The Friend is written as a sort of meditation, with a stream-of-consciousness, deeply interior narrative addressing events as its unnamed narrator sees them. These events are interspersed with contemplation on a variety of subjects—such as suicide, writing, and pets—and groups of people, such as victims of sexual assault, the narrator’s peers and students in the worlds of writing and academia, and pet owners. The novel is somewhat encyclopedic, referencing thoughts and musings from a variety of famous figures, most particularly writers.

The book opens with a meditation on abuse and the suffering of women, from Cambodian refugees to victims of sex trafficking; this is revealed to be the final subject that the narrator and her friend discussed through email before his death by suicide. The book is primarily written in the first person, and it is directed toward the narrator’s friend in much the same way as a letter. The narrator frequently pauses to address her deceased friend directly, simply referring to him as “you.”

The narrator attends her friend’s memorial service in a state of removed shock and contemplates the events leading up to “you’s” suicide. She reveals that “you” had been married three times, and all three wives are present at the service. The third wife, who was married to “you” at the time of his death and is simply referred to by the narrator as Wife Three, requests a meeting with the narrator, much to her dread. Wife Three reveals to the narrator that—against her wishes—her late husband had adopted a dog, an enormous Great Dane that he had found abandoned in a park.

Though Wife Three had attempted to convince her husband to give the dog to someone else, “you” had eventually worn her down. Over the course of these arguments, however, “you” had repeatedly brought up the narrator as an option, saying that she “lives alone, doesn’t have a partner or any kids or pets, works mostly from home, and she loves animals.” Worn down by her grief and by Wife Three’s seeming lack of other options, the narrator decides to take the dog, Apollo.

The narrator’s building has a strict no-dogs policy, but the narrator cannot stand (or afford) to lose her apartment, as it is one of the rare rent-controlled apartments in Manhattan. She makes no effort, however, to be covert about the presence of Apollo. Her super, Hector, is apologetic but firm, stating that if the dog is not removed, he will have to contact the landlord in Florida.

With no recourse, but flat-out refusing to part ways with Apollo, the narrator begins “waiting for a miracle” and finds that those close to her are becoming concerned for her mental health. Many believe that she is ascribing some sort of metaphysical significance to the dog. Indeed, the narrator admits on more than one occasion that Apollo seems to her like an extension of her friend—and that taking care of Apollo and ensuring that he is loved is, for several different reasons, something that she has to do.

Time passes, and the main narrative becomes interspersed with the narrator’s musings on the literary industry and the viability of writing as a career. She makes half-hearted attempts to appeal to her super and eventually her landlord, who cannot be reached.

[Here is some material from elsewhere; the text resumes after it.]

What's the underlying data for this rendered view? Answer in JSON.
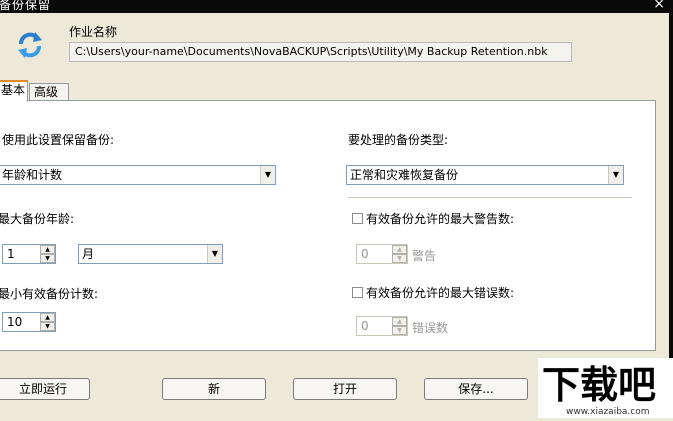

She receives three warnings about getting rid of Apollo, with each warning threatening eviction proceedings more blatantly than the last. Still, she is frozen in her refusal to get rid of Apollo. At one point, “Wife Two” offers to take Apollo, but the narrator refuses out of fear that Wife Two is planning something sinister.

In the wake of this behavior, the narrator’s friends begin to lose contact with her. As she drifts further into solitude, she begins spending all of her time with Apollo. Those who are still in contact suggest—and even insist—that the narrator should seek therapy. In therapy, the narrator is finally forced to attempt to articulate her grief, all of which has been...

(The entire section is 1,193 words.)